If you or someone you know suddenly appears confused, this could be a potentially serious situation.

According to the Cleveland Clinic, this could be a sign of delirium, an unexpected shift in mental status. A person experiencing delirium may seem to suddenly have trouble thinking clearly or appear disoriented. While delirium tends to affect older people, it is not the same as having a "senior moment." It is important to note, however, that while delirium is not a disease or long-term like dementia and Alzheimer's disease, someone can experience delirium at the same time as dementia or Alzheimer's.

There are two types of delirium: hyperactive delirium and hypoactive delirium. If an individual experiences hyperactive delirium, that person will be overactive, agitated, or restless. Someone experiencing hypoactive delirium will appear sleepy and slow to respond. Hypoactive delirium, which is sometimes mistaken for depression, is the more common of the two types, accounting for up to 75% of delirium cases. However, it is not entirely uncommon for someone to experience hyperactive delirium and hypoactive delirium at the same time, seeming alert one moment, and then suddenly becoming drowsy (via Cleveland Clinic).

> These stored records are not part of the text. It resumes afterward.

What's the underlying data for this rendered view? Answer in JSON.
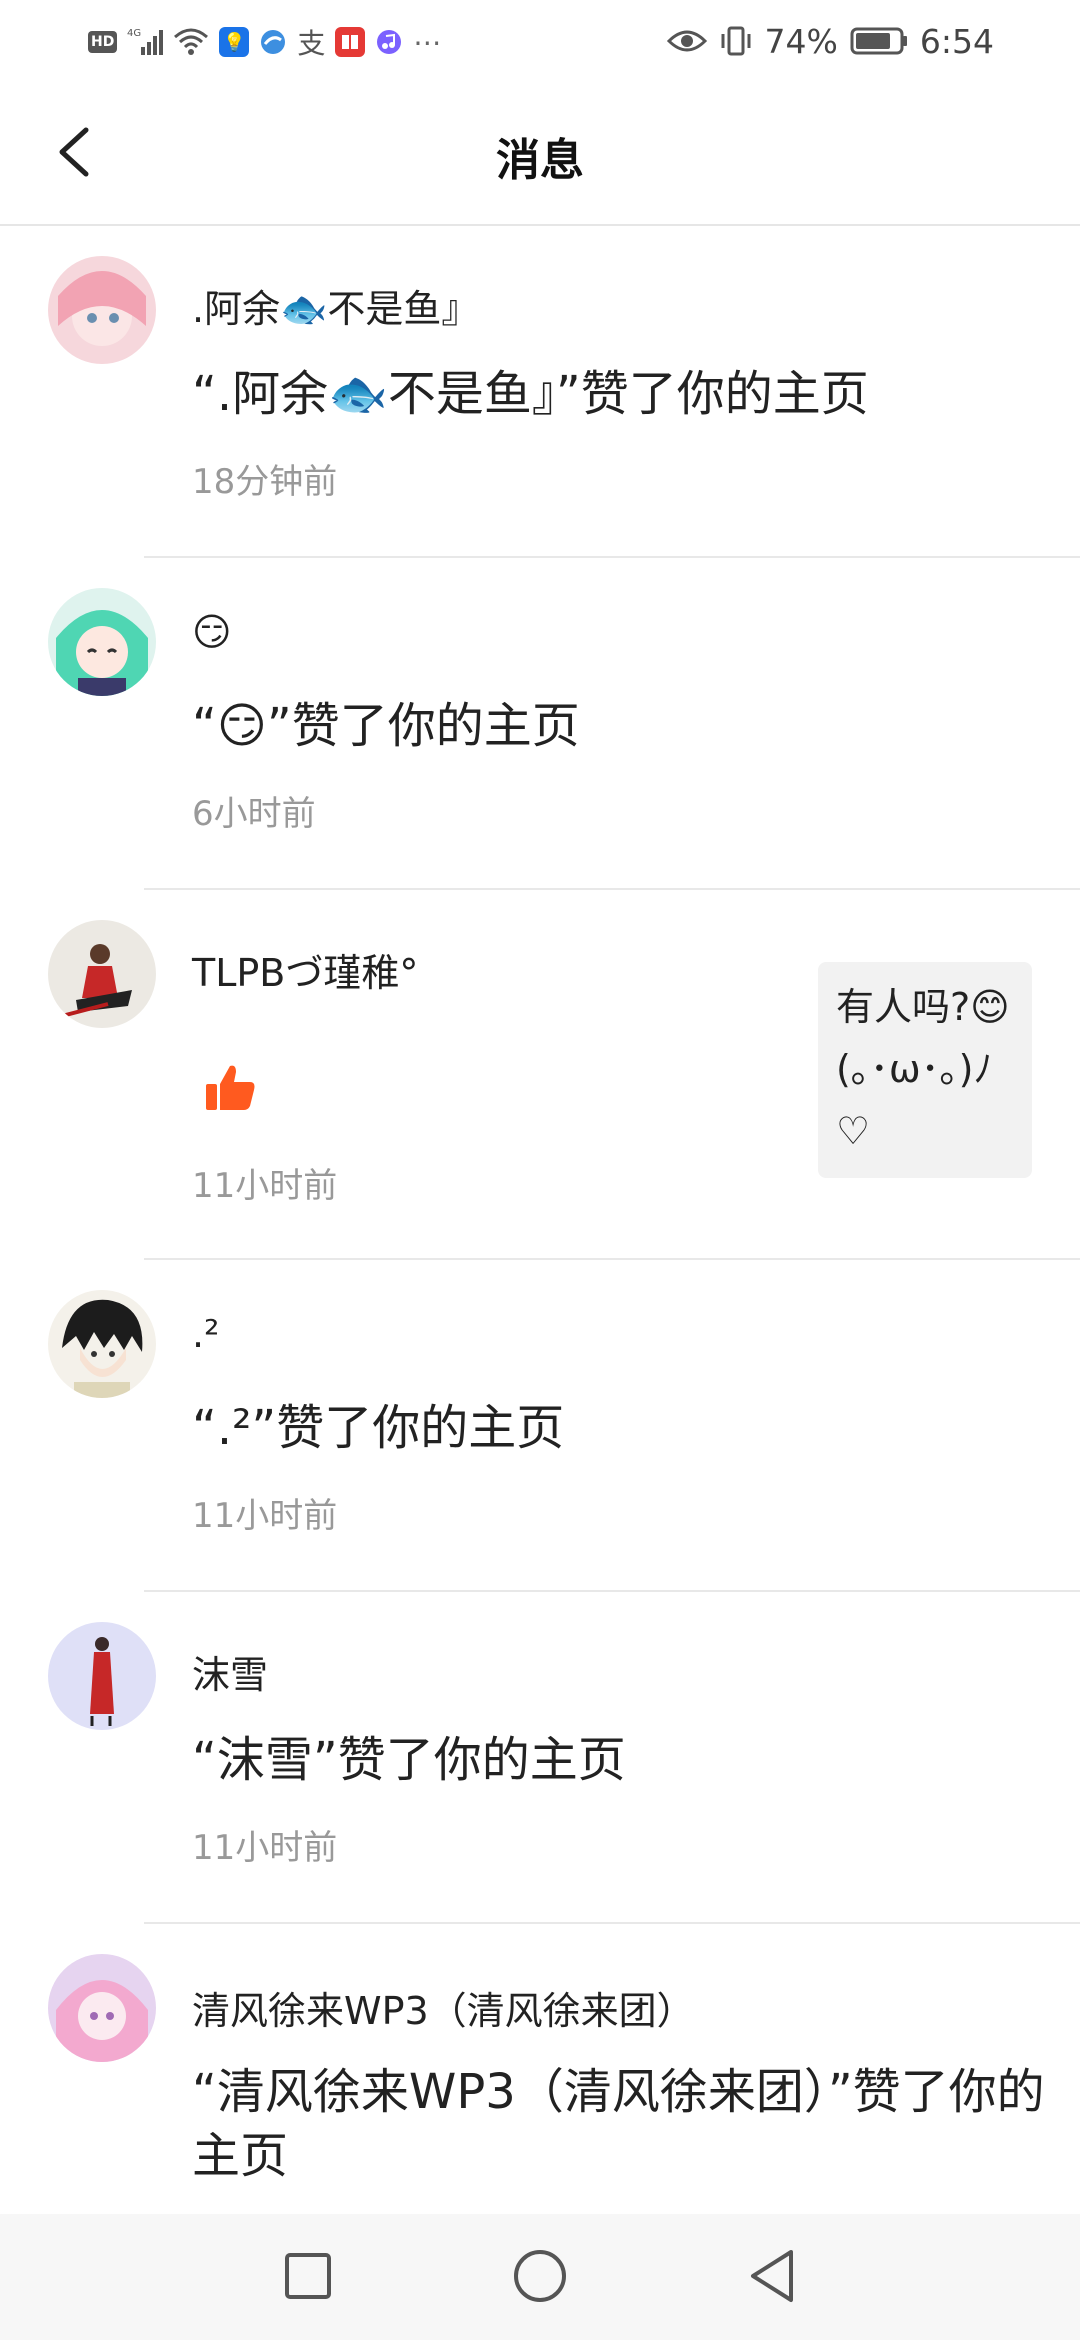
{
  "status_bar": {
    "hd": "HD",
    "network": "4G",
    "battery": "74%",
    "time": "6:54",
    "more": "⋯",
    "icons": [
      "signal-icon",
      "wifi-icon",
      "bulb-icon",
      "app-icon",
      "alipay-icon",
      "book-icon",
      "music-icon",
      "eye-icon",
      "vibrate-icon",
      "battery-icon"
    ]
  },
  "header": {
    "title": "消息"
  },
  "messages": [
    {
      "name": ".阿余🐟不是鱼』",
      "text": "“.阿余🐟不是鱼』”赞了你的主页",
      "time": "18分钟前"
    },
    {
      "name": "😏",
      "text": "“😏”赞了你的主页",
      "time": "6小时前"
    },
    {
      "name": "TLPBづ瑾稚°",
      "like_icon": "thumbs-up-icon",
      "quote": "有人吗?😊(｡･ω･｡)ﾉ♡",
      "time": "11小时前"
    },
    {
      "name": ".²",
      "text": "“.²”赞了你的主页",
      "time": "11小时前"
    },
    {
      "name": "沫雪",
      "text": "“沫雪”赞了你的主页",
      "time": "11小时前"
    },
    {
      "name": "清风徐来WP3（清风徐来团）",
      "text": "“清风徐来WP3（清风徐来团）”赞了你的主页",
      "time": ""
    }
  ],
  "colors": {
    "like": "#ff5a1f",
    "divider": "#e8e8e8",
    "time": "#999999"
  }
}
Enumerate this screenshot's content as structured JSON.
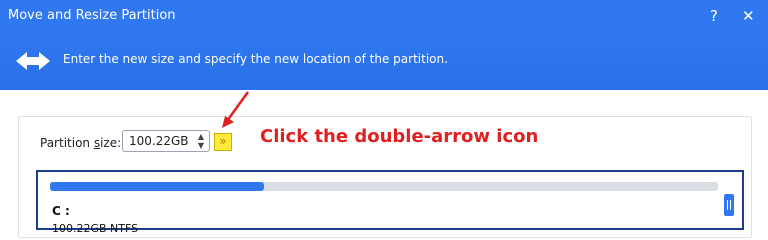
{
  "window": {
    "title": "Move and Resize Partition",
    "help_label": "?",
    "close_label": "✕"
  },
  "banner": {
    "instruction": "Enter the new size and specify the new location of the partition.",
    "icon": "double-headed-arrow-icon"
  },
  "partition_size": {
    "label_prefix": "Partition ",
    "label_accel": "s",
    "label_suffix": "ize:",
    "value": "100.22GB",
    "spin_up": "▲",
    "spin_down": "▼",
    "expand_glyph": "»"
  },
  "annotation": {
    "text": "Click the double-arrow icon",
    "color": "#e02020"
  },
  "partition": {
    "letter": "C :",
    "used_fraction": 0.32,
    "partial_text": "100.22GB NTFS"
  },
  "colors": {
    "accent": "#2f78f0",
    "highlight": "#ffeb3b"
  }
}
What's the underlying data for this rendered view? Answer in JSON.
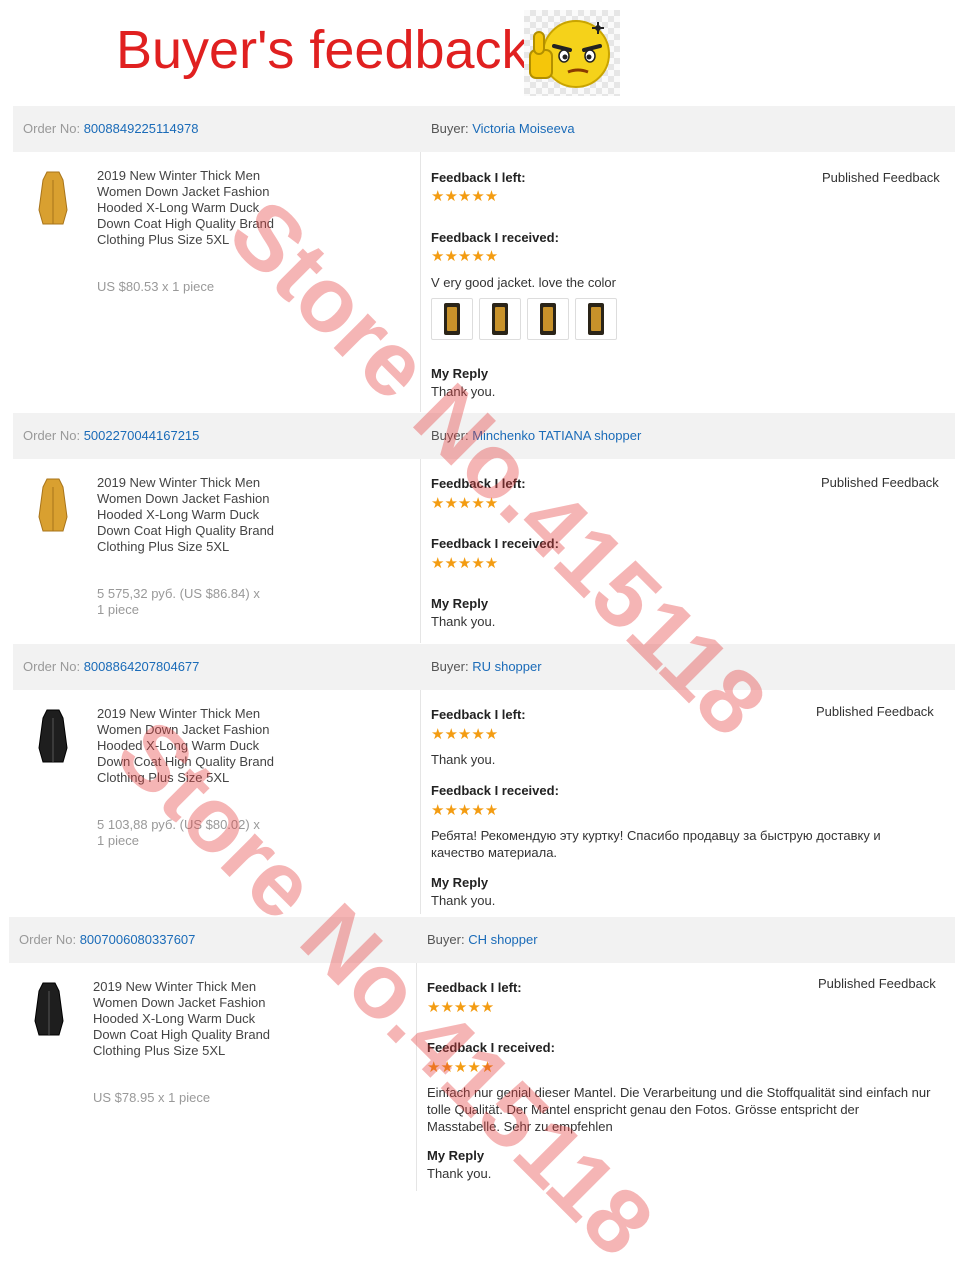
{
  "page_title": "Buyer's feedback",
  "watermark": "Store No.415118",
  "colors": {
    "title_red": "#e02020",
    "link_blue": "#1a6bb8",
    "star_orange": "#f39c12",
    "header_bg": "#f2f2f2"
  },
  "labels": {
    "order_no": "Order No:",
    "buyer": "Buyer:",
    "feedback_left": "Feedback I left:",
    "feedback_received": "Feedback I received:",
    "published": "Published Feedback",
    "my_reply": "My Reply",
    "stars": "★★★★★"
  },
  "orders": [
    {
      "order_no": "8008849225114978",
      "buyer": "Victoria Moiseeva",
      "product_title": "2019 New Winter Thick Men Women Down Jacket Fashion Hooded X-Long Warm Duck Down Coat High Quality Brand Clothing Plus Size 5XL",
      "price": "US $80.53 x 1 piece",
      "jacket_color": "#d9a030",
      "left_rating": 5,
      "received_rating": 5,
      "received_text": "V ery good jacket. love the color",
      "photo_icons": [
        "photo-thumb-icon",
        "photo-thumb-icon",
        "photo-thumb-icon",
        "photo-thumb-icon"
      ],
      "reply": "Thank you."
    },
    {
      "order_no": "5002270044167215",
      "buyer": "Minchenko TATIANA shopper",
      "product_title": "2019 New Winter Thick Men Women Down Jacket Fashion Hooded X-Long Warm Duck Down Coat High Quality Brand Clothing Plus Size 5XL",
      "price": "5 575,32 руб. (US $86.84) x 1 piece",
      "jacket_color": "#d9a030",
      "left_rating": 5,
      "received_rating": 5,
      "reply": "Thank you."
    },
    {
      "order_no": "8008864207804677",
      "buyer": "RU shopper",
      "product_title": "2019 New Winter Thick Men Women Down Jacket Fashion Hooded X-Long Warm Duck Down Coat High Quality Brand Clothing Plus Size 5XL",
      "price": "5 103,88 руб. (US $80.02) x 1 piece",
      "jacket_color": "#1e1e1e",
      "left_rating": 5,
      "left_text": "Thank you.",
      "received_rating": 5,
      "received_text": "Ребята! Рекомендую эту куртку! Спасибо продавцу за быструю доставку и качество материала.",
      "reply": "Thank you."
    },
    {
      "order_no": "8007006080337607",
      "buyer": "CH shopper",
      "product_title": "2019 New Winter Thick Men Women Down Jacket Fashion Hooded X-Long Warm Duck Down Coat High Quality Brand Clothing Plus Size 5XL",
      "price": "US $78.95 x 1 piece",
      "jacket_color": "#1e1e1e",
      "left_rating": 5,
      "received_rating": 5,
      "received_text": "Einfach nur genial dieser Mantel. Die Verarbeitung und die Stoffqualität sind einfach nur tolle Qualität. Der Mantel enspricht genau den Fotos. Grösse entspricht der Masstabelle. Sehr zu empfehlen",
      "reply": "Thank you."
    }
  ]
}
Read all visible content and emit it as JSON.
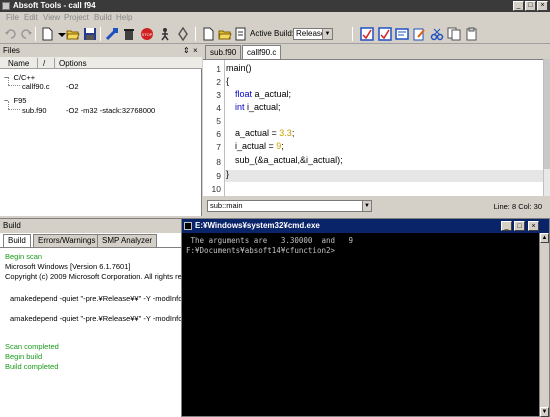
{
  "window": {
    "title": "Absoft Tools - call f94",
    "min": "_",
    "max": "□",
    "close": "×"
  },
  "menu": [
    "File",
    "Edit",
    "View",
    "Project",
    "Build",
    "Help"
  ],
  "toolbar": {
    "active_build_label": "Active Build:",
    "active_build_value": "Release"
  },
  "files": {
    "title": "Files",
    "pin": "⇕",
    "close": "×",
    "col_name": "Name",
    "col_options": "Options",
    "tree": [
      {
        "name": "C/C++",
        "options": "",
        "expander": "−"
      },
      {
        "name": "callf90.c",
        "options": "-O2",
        "expander": ""
      },
      {
        "name": "F95",
        "options": "",
        "expander": "−"
      },
      {
        "name": "sub.f90",
        "options": "-O2 -m32 -stack:32768000",
        "expander": ""
      }
    ]
  },
  "editor": {
    "tabs": [
      "sub.f90",
      "callf90.c"
    ],
    "line_numbers": [
      "1",
      "2",
      "3",
      "4",
      "5",
      "6",
      "7",
      "8",
      "9",
      "10"
    ],
    "lines": {
      "l1": "main()",
      "l2": "{",
      "l3_kw": "float",
      "l3_rest": " a_actual;",
      "l4_kw": "int",
      "l4_rest": " i_actual;",
      "l6_a": "a_actual = ",
      "l6_num": "3.3",
      "l6_b": ";",
      "l7_a": "i_actual = ",
      "l7_num": "9",
      "l7_b": ";",
      "l8": "sub_(&a_actual,&i_actual);",
      "l9": "}"
    },
    "function_select": "sub::main",
    "status": "Line: 8 Col: 30"
  },
  "build": {
    "title": "Build",
    "tabs": [
      "Build",
      "Errors/Warnings",
      "SMP Analyzer"
    ],
    "lines": [
      {
        "text": "Begin scan",
        "color": "#1a9a1a"
      },
      {
        "text": "Microsoft Windows [Version 6.1.7601]",
        "color": "#000000"
      },
      {
        "text": "Copyright (c) 2009 Microsoft Corporation.  All rights re",
        "color": "#000000"
      },
      {
        "text": "amakedepend -quiet \"-pre.¥Release¥¥\" -Y -modInfo -",
        "color": "#000000"
      },
      {
        "text": "amakedepend -quiet \"-pre.¥Release¥¥\" -Y -modInfo -",
        "color": "#000000"
      },
      {
        "text": "Scan completed",
        "color": "#1a9a1a"
      },
      {
        "text": "Begin build",
        "color": "#1a9a1a"
      },
      {
        "text": "Build completed",
        "color": "#1a9a1a"
      }
    ]
  },
  "cmd": {
    "title": "E:¥Windows¥system32¥cmd.exe",
    "line1": " The arguments are   3.30000  and   9",
    "line2": "F:¥Documents¥absoft14¥cfunction2>",
    "min": "_",
    "max": "□",
    "close": "×",
    "up": "▲",
    "down": "▼"
  },
  "colors": {
    "keyword": "#0000c8",
    "number": "#c8a000",
    "build_green": "#1a9a1a",
    "cmd_title": "#0a246a"
  }
}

Delirium: Causes and treatments

There are a variety of circumstances that can trigger delirium. According to WebMD, they range from things that are somewhat within your control — alcohol consumption, low sodium and calcium levels, and being overtired — to medical conditions, such as diabetes, Parkinson's disease, cancer, and dementia. Also, long hospital stays and pain management issues can trigger delirium in some people.

Treatment will vary depending on test results. In addition to conducting an exam and asking questions about symptoms, a doctor may carry out blood tests, as well as use X-rays, MRIs, and CT scans to determine the root cause of the delirium. If a doctor can identify a cause and get it under control, the delirium may subside. However, recovery can vary between a few hours to a few days or longer. A doctor might prescribe medication in the meantime to help a patient stay calm and relaxed as they recover.

As a patient recovers, caregivers should make sure the person eats regularly, drinks enough fluids, gets quality sleep, and encourage the person to move around with help, if it's safe. Preventing delirium will depend on the affected individual. However, having an action plan in place for how to handle the delirium and being familiar with the person's medications is critical. This will also ensure healthcare providers have all the information they need during appointments (via WebMD).